In this scintillating book, Ian Buruma peels away the myths that surround Japanese culture. With piercing analysis of cinema, theatre, television, art and legend, he shows the Japanese both 'as they imagine themselves to be, and as they would like themselves to be.' A Japanese Mirror examines samurai and gangsters, transvestites and goddesses to paint an eloquent picture of life in Japan. This is a country long shrouded in enigma and in his compelling book, Buruma reveals a culture rich in with poetry, beauty and wonder.
Fiction and the Representation of History in Postwar France
Author: Lynn A. Higgins
Pubpsher: U of Nebraska Press
Category: Literary Criticism
Until now, writings on the celebrated movements in literature and film that emerged in France in the mid-1950s - the New Novel and New Wave - have concentrated on their formal innovations, not on their engagement with history or politics. New Novel, New Wave, New Politics overturns this traditional approach. Lynn A. Higgins argues that the New Novelists (e.g., Alain Robbe-Grillet, Claude Simon, Marguerite Duras) and New Wave filmmakers (e.g., Claude Chabrol, Francois Truffaut, Jean-Luc Godard, Alain Resnais) "engage in a kind of historiography.... They enact the conflicts, the double binds of postwar history and representation." Higgins claims that what art historian Serge Guilbaut has said of American Abstract Expressionism is equally true of the New Novel and New Wavethat its aesthetic innovations "provided a way for avant-garde artists to preserve their sense of social 'commitment'... while eschewing the art of propaganda and illustration.
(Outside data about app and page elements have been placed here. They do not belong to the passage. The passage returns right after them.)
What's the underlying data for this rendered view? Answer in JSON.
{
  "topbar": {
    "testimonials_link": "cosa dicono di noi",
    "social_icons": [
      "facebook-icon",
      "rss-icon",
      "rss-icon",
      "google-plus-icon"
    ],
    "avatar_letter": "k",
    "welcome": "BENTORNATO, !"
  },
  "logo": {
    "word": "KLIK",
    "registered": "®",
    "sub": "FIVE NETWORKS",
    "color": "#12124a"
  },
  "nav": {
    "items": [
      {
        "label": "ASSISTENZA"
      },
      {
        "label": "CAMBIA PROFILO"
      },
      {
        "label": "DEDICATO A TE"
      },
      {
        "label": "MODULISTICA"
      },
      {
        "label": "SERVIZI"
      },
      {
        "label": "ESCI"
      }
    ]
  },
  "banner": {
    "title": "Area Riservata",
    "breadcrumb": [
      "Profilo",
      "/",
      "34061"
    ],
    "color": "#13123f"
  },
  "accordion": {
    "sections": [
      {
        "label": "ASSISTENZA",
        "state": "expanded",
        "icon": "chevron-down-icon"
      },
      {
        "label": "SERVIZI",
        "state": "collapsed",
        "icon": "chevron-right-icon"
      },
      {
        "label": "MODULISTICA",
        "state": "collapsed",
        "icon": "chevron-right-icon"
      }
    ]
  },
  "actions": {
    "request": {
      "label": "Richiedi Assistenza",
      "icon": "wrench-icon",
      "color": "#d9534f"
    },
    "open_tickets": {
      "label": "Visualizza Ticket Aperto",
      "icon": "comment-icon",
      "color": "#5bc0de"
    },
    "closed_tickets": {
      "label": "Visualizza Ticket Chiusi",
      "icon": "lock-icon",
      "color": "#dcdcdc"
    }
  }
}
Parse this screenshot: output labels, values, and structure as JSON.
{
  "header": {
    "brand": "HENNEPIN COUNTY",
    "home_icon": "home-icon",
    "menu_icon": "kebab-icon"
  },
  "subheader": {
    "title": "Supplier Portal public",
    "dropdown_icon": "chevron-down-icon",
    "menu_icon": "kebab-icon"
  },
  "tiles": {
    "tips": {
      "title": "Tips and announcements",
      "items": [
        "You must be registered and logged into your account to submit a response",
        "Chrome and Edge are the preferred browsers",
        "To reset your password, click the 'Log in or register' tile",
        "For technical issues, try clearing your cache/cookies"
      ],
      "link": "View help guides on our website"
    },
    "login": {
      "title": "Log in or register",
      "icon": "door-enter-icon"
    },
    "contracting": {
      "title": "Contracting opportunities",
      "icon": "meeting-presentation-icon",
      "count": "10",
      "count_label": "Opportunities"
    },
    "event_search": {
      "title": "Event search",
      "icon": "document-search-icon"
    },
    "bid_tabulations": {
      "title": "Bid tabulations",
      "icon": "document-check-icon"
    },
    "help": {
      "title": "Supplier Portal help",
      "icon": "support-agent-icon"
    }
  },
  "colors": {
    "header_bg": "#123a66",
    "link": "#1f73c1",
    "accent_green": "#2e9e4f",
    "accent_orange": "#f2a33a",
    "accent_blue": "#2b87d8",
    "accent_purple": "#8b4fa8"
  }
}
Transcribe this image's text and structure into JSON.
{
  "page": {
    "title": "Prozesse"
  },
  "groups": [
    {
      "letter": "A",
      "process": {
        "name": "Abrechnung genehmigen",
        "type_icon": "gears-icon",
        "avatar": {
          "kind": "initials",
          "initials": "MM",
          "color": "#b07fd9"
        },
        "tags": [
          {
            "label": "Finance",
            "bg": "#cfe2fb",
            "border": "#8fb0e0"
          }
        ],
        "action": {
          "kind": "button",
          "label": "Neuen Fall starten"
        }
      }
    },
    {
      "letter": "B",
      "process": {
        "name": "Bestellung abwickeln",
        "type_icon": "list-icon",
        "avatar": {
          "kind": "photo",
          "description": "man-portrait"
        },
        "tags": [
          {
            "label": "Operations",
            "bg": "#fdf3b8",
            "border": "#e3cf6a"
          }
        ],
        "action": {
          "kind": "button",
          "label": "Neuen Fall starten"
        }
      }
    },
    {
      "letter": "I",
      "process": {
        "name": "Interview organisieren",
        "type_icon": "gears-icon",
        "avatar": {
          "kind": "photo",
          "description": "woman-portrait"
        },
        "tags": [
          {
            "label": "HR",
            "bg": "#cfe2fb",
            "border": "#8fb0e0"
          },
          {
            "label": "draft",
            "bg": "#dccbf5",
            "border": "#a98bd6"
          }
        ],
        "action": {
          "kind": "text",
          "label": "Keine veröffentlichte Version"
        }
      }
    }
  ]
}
It was in a sense a political apoliticism." Higgins shows how the New Novel and New Wave are related developments. "While their individual styles and themes remain distinctive, " she writes, "they share an ecriture that can be described as alternately, or interconnectedly, filmic and novelistic." New Wave filmmakers borrowed novelistic devices and made frequent literary allusions, while the "vision of the novelists is distinctly cinematic." A lively account that takes us to the crossroads where culture and politics meet, New Novel, New Wave, New Politics dramatically revises our view of a whole generation of important, influential artists.